• [TRY IT]: Some lines in the entries contain the word "Windows". Copy all of them.

Data records for software interfaces
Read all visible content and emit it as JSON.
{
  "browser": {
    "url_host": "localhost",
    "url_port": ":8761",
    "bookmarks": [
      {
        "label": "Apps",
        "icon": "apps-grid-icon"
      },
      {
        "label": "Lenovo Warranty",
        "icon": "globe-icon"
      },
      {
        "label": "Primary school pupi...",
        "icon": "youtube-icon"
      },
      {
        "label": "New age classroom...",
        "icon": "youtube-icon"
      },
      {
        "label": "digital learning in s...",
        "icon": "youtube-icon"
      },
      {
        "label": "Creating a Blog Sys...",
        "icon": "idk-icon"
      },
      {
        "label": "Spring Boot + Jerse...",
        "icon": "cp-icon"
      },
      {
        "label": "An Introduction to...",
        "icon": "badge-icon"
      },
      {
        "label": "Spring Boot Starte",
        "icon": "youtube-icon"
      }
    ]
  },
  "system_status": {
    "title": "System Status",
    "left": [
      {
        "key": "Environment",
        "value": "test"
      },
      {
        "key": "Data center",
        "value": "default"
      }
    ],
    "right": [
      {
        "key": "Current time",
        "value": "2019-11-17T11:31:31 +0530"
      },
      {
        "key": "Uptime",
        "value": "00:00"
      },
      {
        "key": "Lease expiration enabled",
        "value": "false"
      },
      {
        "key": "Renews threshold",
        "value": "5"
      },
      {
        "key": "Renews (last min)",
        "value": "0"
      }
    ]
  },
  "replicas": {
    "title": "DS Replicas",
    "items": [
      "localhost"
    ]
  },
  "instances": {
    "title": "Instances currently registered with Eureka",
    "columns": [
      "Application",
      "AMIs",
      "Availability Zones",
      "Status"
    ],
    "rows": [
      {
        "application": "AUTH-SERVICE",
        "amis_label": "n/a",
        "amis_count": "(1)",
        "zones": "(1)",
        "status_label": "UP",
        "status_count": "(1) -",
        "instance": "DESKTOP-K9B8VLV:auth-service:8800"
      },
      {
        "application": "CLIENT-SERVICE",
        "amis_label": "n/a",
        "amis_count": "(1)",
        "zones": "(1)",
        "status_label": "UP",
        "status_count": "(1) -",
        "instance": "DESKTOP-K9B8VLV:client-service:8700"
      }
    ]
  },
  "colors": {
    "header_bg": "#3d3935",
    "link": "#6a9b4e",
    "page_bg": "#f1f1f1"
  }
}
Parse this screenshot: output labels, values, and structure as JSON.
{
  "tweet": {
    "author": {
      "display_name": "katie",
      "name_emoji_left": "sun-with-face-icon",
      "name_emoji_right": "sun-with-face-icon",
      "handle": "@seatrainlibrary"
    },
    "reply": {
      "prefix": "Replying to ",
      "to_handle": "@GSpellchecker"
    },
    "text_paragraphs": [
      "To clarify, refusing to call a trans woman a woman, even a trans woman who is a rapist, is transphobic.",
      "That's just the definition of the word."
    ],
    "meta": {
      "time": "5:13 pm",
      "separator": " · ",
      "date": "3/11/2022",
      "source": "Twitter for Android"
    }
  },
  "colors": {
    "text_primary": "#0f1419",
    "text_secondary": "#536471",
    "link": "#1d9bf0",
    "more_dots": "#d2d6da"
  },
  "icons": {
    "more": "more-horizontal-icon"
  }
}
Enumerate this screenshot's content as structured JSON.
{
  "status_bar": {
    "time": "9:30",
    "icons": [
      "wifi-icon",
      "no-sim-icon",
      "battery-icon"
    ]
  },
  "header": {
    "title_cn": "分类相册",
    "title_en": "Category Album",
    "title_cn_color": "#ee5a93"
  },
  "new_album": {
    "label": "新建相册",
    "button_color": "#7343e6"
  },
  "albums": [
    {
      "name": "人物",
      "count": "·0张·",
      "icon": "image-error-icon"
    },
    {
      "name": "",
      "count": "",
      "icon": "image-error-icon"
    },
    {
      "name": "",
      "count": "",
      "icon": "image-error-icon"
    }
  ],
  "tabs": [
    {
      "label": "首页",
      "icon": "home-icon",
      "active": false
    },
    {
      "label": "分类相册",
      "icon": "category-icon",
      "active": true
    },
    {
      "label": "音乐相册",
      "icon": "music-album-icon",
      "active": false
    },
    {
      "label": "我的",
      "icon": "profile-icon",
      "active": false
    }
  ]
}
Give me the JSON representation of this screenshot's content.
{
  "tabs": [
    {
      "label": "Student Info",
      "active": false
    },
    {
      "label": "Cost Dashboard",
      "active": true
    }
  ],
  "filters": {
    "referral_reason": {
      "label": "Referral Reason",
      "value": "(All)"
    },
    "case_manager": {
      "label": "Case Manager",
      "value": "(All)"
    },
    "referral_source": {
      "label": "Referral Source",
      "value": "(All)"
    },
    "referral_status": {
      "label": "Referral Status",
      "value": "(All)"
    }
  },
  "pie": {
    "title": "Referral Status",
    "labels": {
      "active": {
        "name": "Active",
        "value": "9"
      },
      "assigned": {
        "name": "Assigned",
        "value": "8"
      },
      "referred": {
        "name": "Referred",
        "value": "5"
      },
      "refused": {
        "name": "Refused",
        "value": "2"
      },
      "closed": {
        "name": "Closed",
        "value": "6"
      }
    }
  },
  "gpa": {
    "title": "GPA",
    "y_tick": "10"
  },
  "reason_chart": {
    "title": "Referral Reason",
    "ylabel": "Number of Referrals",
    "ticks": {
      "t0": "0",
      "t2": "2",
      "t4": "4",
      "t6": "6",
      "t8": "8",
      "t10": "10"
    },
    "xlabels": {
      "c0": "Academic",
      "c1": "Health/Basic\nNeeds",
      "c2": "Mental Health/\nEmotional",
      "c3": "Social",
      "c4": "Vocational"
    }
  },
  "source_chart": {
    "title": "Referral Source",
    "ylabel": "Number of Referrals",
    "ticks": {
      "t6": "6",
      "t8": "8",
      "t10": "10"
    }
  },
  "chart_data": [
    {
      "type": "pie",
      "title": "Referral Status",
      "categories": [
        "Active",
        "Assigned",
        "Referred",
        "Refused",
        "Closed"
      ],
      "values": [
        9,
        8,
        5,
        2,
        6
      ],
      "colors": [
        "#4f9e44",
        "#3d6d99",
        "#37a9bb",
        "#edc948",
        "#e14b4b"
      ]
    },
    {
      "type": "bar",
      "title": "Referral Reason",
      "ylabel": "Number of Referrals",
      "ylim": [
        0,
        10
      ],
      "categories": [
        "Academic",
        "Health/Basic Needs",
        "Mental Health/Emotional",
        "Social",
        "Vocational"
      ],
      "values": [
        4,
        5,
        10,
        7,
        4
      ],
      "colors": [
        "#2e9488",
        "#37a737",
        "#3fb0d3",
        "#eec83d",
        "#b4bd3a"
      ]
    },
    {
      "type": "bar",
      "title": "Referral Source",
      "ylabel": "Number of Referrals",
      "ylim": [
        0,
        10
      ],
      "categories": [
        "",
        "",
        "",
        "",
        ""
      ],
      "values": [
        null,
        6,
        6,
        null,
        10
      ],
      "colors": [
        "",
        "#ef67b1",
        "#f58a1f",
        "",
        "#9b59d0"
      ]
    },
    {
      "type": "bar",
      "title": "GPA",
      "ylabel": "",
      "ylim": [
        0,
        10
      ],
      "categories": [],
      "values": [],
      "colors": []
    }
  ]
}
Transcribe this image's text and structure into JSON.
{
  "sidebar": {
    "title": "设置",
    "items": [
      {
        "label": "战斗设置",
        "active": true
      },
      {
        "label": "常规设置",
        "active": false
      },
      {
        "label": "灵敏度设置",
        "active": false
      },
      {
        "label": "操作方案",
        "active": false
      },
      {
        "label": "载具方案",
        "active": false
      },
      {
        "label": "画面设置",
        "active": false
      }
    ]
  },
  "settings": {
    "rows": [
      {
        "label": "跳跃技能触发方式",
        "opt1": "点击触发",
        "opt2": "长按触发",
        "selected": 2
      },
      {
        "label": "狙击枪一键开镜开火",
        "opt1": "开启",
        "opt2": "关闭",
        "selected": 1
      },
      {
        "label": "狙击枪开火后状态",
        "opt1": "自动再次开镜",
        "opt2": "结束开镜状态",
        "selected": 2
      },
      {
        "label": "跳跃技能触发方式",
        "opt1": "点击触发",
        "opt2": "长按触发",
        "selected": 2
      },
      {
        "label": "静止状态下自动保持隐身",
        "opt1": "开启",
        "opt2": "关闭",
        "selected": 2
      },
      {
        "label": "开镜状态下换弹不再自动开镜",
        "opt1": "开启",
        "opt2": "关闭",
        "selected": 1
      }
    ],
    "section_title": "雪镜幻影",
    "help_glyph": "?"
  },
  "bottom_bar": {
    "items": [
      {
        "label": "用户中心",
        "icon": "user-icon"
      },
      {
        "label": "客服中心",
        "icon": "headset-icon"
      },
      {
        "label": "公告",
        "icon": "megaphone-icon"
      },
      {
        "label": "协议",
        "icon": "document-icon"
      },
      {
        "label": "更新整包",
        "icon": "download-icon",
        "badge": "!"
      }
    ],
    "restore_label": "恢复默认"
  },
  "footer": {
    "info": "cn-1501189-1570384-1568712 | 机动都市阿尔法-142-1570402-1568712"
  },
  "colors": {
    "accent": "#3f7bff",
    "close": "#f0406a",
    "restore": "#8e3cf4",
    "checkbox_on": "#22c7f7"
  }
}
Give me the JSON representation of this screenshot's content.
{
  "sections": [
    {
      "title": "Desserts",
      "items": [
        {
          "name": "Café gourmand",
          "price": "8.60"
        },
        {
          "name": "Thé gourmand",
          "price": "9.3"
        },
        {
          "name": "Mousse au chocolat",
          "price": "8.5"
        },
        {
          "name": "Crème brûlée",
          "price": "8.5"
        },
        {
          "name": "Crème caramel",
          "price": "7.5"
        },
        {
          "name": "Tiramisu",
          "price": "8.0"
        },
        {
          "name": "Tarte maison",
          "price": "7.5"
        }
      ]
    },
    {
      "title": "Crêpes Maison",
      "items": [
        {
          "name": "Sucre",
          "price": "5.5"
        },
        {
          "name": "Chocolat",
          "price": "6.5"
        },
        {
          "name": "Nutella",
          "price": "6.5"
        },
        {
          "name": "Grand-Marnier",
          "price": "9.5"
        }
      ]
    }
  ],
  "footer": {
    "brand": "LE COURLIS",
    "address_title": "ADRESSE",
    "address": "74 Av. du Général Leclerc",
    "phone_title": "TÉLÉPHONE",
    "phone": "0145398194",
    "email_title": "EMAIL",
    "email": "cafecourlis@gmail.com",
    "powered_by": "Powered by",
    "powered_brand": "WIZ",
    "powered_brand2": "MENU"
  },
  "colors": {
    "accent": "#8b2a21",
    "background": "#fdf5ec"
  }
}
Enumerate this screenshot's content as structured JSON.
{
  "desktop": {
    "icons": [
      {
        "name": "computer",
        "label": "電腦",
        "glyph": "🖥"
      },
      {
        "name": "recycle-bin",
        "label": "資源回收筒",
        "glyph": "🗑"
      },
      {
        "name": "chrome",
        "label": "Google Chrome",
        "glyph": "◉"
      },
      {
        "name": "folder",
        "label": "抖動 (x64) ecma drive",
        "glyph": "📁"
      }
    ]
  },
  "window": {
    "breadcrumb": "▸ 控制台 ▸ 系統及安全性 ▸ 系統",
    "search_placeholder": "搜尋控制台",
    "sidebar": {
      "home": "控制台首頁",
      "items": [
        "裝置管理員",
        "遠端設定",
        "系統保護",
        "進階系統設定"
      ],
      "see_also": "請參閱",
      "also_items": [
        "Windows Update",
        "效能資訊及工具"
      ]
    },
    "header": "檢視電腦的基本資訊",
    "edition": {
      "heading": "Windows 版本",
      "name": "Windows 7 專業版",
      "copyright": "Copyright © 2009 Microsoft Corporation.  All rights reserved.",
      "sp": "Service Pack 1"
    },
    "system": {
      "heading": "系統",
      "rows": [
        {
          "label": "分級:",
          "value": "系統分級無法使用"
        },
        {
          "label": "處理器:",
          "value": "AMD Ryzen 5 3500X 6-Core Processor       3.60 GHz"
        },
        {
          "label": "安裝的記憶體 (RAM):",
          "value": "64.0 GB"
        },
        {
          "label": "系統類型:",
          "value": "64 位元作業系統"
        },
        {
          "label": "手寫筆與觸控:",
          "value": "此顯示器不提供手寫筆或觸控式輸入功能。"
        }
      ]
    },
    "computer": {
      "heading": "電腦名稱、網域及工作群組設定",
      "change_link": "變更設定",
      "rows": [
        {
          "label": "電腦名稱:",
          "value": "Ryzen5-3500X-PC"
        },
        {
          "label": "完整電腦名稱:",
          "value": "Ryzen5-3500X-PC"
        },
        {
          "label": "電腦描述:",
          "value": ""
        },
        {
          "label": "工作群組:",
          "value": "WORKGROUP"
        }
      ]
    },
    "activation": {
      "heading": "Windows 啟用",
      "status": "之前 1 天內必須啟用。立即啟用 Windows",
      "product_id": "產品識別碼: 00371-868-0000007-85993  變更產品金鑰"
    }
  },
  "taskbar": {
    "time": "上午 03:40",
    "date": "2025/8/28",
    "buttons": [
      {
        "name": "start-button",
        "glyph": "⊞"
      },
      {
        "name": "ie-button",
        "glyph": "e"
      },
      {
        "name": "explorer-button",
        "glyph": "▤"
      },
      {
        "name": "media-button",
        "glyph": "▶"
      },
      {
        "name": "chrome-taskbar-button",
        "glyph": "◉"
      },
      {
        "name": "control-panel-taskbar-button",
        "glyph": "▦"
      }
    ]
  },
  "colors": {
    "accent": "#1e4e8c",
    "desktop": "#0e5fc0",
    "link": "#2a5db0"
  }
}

• [RESPONSE TO THIS EXERCISE]:
        "Windows Update",
      "heading": "Windows 版本",
      "name": "Windows 7 專業版",
      "heading": "Windows 啟用",
      "status": "之前 1 天內必須啟用。立即啟用 Windows",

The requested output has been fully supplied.